[Interface dataset entries]
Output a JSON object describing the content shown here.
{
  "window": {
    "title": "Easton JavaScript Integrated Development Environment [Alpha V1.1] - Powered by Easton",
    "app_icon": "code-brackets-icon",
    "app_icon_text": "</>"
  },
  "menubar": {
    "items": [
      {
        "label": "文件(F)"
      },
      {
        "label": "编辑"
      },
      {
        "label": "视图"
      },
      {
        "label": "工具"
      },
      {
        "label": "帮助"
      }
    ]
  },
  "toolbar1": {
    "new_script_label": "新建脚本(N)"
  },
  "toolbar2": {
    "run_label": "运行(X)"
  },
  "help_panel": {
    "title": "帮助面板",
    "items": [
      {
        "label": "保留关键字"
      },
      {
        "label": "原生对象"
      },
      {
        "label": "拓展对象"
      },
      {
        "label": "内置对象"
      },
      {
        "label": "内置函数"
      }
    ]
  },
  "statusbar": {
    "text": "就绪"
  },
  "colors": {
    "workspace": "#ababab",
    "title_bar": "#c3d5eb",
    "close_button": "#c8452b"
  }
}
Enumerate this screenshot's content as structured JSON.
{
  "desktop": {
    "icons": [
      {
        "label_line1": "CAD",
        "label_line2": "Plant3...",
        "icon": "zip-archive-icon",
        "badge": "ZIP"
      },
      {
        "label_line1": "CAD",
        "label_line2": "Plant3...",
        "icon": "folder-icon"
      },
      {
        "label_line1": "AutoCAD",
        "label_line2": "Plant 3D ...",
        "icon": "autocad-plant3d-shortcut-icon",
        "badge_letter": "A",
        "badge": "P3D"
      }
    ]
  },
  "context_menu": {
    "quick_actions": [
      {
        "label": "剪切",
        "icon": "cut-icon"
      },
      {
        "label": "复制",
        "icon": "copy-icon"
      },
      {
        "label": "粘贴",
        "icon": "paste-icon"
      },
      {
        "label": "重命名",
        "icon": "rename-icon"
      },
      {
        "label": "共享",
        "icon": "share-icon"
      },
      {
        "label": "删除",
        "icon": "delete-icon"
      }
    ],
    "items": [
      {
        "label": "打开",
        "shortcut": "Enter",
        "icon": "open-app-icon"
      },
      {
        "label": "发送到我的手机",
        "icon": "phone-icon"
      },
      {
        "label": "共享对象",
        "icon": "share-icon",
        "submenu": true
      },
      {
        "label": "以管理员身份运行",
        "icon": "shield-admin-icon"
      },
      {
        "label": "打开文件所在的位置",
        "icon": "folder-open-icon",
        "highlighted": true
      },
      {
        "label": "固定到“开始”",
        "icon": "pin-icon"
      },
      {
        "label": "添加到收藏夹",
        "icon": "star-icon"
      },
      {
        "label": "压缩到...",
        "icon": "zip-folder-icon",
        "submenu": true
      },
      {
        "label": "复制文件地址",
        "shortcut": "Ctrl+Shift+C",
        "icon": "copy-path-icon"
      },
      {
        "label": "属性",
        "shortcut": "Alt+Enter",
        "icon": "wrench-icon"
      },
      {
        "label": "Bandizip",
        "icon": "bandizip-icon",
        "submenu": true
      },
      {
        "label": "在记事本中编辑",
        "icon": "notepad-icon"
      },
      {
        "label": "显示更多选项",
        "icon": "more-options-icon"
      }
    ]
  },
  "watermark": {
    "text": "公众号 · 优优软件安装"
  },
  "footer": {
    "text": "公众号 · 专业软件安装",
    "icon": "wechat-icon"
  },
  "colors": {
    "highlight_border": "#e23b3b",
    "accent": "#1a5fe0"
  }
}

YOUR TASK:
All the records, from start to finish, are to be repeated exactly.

SOLVED PROBLEM:
Output a JSON object describing the content shown here.
{
  "window": {
    "title": "Easton JavaScript Integrated Development Environment [Alpha V1.1] - Powered by Easton",
    "app_icon": "code-brackets-icon",
    "app_icon_text": "</>"
  },
  "menubar": {
    "items": [
      {
        "label": "文件(F)"
      },
      {
        "label": "编辑"
      },
      {
        "label": "视图"
      },
      {
        "label": "工具"
      },
      {
        "label": "帮助"
      }
    ]
  },
  "toolbar1": {
    "new_script_label": "新建脚本(N)"
  },
  "toolbar2": {
    "run_label": "运行(X)"
  },
  "help_panel": {
    "title": "帮助面板",
    "items": [
      {
        "label": "保留关键字"
      },
      {
        "label": "原生对象"
      },
      {
        "label": "拓展对象"
      },
      {
        "label": "内置对象"
      },
      {
        "label": "内置函数"
      }
    ]
  },
  "statusbar": {
    "text": "就绪"
  },
  "colors": {
    "workspace": "#ababab",
    "title_bar": "#c3d5eb",
    "close_button": "#c8452b"
  }
}
Enumerate this screenshot's content as structured JSON.
{
  "desktop": {
    "icons": [
      {
        "label_line1": "CAD",
        "label_line2": "Plant3...",
        "icon": "zip-archive-icon",
        "badge": "ZIP"
      },
      {
        "label_line1": "CAD",
        "label_line2": "Plant3...",
        "icon": "folder-icon"
      },
      {
        "label_line1": "AutoCAD",
        "label_line2": "Plant 3D ...",
        "icon": "autocad-plant3d-shortcut-icon",
        "badge_letter": "A",
        "badge": "P3D"
      }
    ]
  },
  "context_menu": {
    "quick_actions": [
      {
        "label": "剪切",
        "icon": "cut-icon"
      },
      {
        "label": "复制",
        "icon": "copy-icon"
      },
      {
        "label": "粘贴",
        "icon": "paste-icon"
      },
      {
        "label": "重命名",
        "icon": "rename-icon"
      },
      {
        "label": "共享",
        "icon": "share-icon"
      },
      {
        "label": "删除",
        "icon": "delete-icon"
      }
    ],
    "items": [
      {
        "label": "打开",
        "shortcut": "Enter",
        "icon": "open-app-icon"
      },
      {
        "label": "发送到我的手机",
        "icon": "phone-icon"
      },
      {
        "label": "共享对象",
        "icon": "share-icon",
        "submenu": true
      },
      {
        "label": "以管理员身份运行",
        "icon": "shield-admin-icon"
      },
      {
        "label": "打开文件所在的位置",
        "icon": "folder-open-icon",
        "highlighted": true
      },
      {
        "label": "固定到“开始”",
        "icon": "pin-icon"
      },
      {
        "label": "添加到收藏夹",
        "icon": "star-icon"
      },
      {
        "label": "压缩到...",
        "icon": "zip-folder-icon",
        "submenu": true
      },
      {
        "label": "复制文件地址",
        "shortcut": "Ctrl+Shift+C",
        "icon": "copy-path-icon"
      },
      {
        "label": "属性",
        "shortcut": "Alt+Enter",
        "icon": "wrench-icon"
      },
      {
        "label": "Bandizip",
        "icon": "bandizip-icon",
        "submenu": true
      },
      {
        "label": "在记事本中编辑",
        "icon": "notepad-icon"
      },
      {
        "label": "显示更多选项",
        "icon": "more-options-icon"
      }
    ]
  },
  "watermark": {
    "text": "公众号 · 优优软件安装"
  },
  "footer": {
    "text": "公众号 · 专业软件安装",
    "icon": "wechat-icon"
  },
  "colors": {
    "highlight_border": "#e23b3b",
    "accent": "#1a5fe0"
  }
}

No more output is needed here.